▸ **ABOUT THIS EXERCISE**
Please print the data that follows, keeping every line exact.

-- -- --

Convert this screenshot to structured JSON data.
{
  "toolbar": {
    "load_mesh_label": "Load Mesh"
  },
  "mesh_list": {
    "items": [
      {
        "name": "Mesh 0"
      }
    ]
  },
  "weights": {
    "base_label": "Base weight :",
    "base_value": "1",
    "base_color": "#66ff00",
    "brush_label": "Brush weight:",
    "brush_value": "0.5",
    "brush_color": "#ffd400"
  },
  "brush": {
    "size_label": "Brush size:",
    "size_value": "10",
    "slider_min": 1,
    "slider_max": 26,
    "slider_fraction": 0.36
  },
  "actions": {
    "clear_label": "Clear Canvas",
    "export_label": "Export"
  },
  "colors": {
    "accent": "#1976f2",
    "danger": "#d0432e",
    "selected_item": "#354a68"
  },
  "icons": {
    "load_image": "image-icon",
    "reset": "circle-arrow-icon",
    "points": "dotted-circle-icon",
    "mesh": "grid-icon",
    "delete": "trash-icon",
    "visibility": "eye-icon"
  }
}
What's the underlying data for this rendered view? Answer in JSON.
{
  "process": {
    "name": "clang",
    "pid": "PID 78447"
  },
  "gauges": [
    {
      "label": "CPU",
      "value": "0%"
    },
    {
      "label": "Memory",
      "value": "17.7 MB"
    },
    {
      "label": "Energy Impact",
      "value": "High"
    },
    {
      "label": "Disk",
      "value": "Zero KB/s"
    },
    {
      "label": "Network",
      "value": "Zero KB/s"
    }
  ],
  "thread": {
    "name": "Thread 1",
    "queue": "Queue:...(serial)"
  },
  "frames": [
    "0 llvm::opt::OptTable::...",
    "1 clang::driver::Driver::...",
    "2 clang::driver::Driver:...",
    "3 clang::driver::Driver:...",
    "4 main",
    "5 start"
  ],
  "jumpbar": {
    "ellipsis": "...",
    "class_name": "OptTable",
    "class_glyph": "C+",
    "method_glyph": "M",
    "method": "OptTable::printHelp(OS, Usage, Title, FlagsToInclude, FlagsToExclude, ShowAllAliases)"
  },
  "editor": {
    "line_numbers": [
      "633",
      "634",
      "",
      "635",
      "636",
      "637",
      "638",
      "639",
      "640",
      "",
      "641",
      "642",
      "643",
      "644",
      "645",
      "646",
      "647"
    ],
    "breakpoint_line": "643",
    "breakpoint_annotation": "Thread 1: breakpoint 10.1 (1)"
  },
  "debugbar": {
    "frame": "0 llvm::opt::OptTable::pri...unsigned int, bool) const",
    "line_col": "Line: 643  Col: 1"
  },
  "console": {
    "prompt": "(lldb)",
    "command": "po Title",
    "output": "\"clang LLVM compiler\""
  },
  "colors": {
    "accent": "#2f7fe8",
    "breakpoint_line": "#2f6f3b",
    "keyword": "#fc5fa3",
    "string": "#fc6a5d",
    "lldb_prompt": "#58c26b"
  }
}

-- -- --

▸ **EXERCISE OUTPUT**
Convert this screenshot to structured JSON data.
{
  "toolbar": {
    "load_mesh_label": "Load Mesh"
  },
  "mesh_list": {
    "items": [
      {
        "name": "Mesh 0"
      }
    ]
  },
  "weights": {
    "base_label": "Base weight :",
    "base_value": "1",
    "base_color": "#66ff00",
    "brush_label": "Brush weight:",
    "brush_value": "0.5",
    "brush_color": "#ffd400"
  },
  "brush": {
    "size_label": "Brush size:",
    "size_value": "10",
    "slider_min": 1,
    "slider_max": 26,
    "slider_fraction": 0.36
  },
  "actions": {
    "clear_label": "Clear Canvas",
    "export_label": "Export"
  },
  "colors": {
    "accent": "#1976f2",
    "danger": "#d0432e",
    "selected_item": "#354a68"
  },
  "icons": {
    "load_image": "image-icon",
    "reset": "circle-arrow-icon",
    "points": "dotted-circle-icon",
    "mesh": "grid-icon",
    "delete": "trash-icon",
    "visibility": "eye-icon"
  }
}
What's the underlying data for this rendered view? Answer in JSON.
{
  "process": {
    "name": "clang",
    "pid": "PID 78447"
  },
  "gauges": [
    {
      "label": "CPU",
      "value": "0%"
    },
    {
      "label": "Memory",
      "value": "17.7 MB"
    },
    {
      "label": "Energy Impact",
      "value": "High"
    },
    {
      "label": "Disk",
      "value": "Zero KB/s"
    },
    {
      "label": "Network",
      "value": "Zero KB/s"
    }
  ],
  "thread": {
    "name": "Thread 1",
    "queue": "Queue:...(serial)"
  },
  "frames": [
    "0 llvm::opt::OptTable::...",
    "1 clang::driver::Driver::...",
    "2 clang::driver::Driver:...",
    "3 clang::driver::Driver:...",
    "4 main",
    "5 start"
  ],
  "jumpbar": {
    "ellipsis": "...",
    "class_name": "OptTable",
    "class_glyph": "C+",
    "method_glyph": "M",
    "method": "OptTable::printHelp(OS, Usage, Title, FlagsToInclude, FlagsToExclude, ShowAllAliases)"
  },
  "editor": {
    "line_numbers": [
      "633",
      "634",
      "",
      "635",
      "636",
      "637",
      "638",
      "639",
      "640",
      "",
      "641",
      "642",
      "643",
      "644",
      "645",
      "646",
      "647"
    ],
    "breakpoint_line": "643",
    "breakpoint_annotation": "Thread 1: breakpoint 10.1 (1)"
  },
  "debugbar": {
    "frame": "0 llvm::opt::OptTable::pri...unsigned int, bool) const",
    "line_col": "Line: 643  Col: 1"
  },
  "console": {
    "prompt": "(lldb)",
    "command": "po Title",
    "output": "\"clang LLVM compiler\""
  },
  "colors": {
    "accent": "#2f7fe8",
    "breakpoint_line": "#2f6f3b",
    "keyword": "#fc5fa3",
    "string": "#fc6a5d",
    "lldb_prompt": "#58c26b"
  }
}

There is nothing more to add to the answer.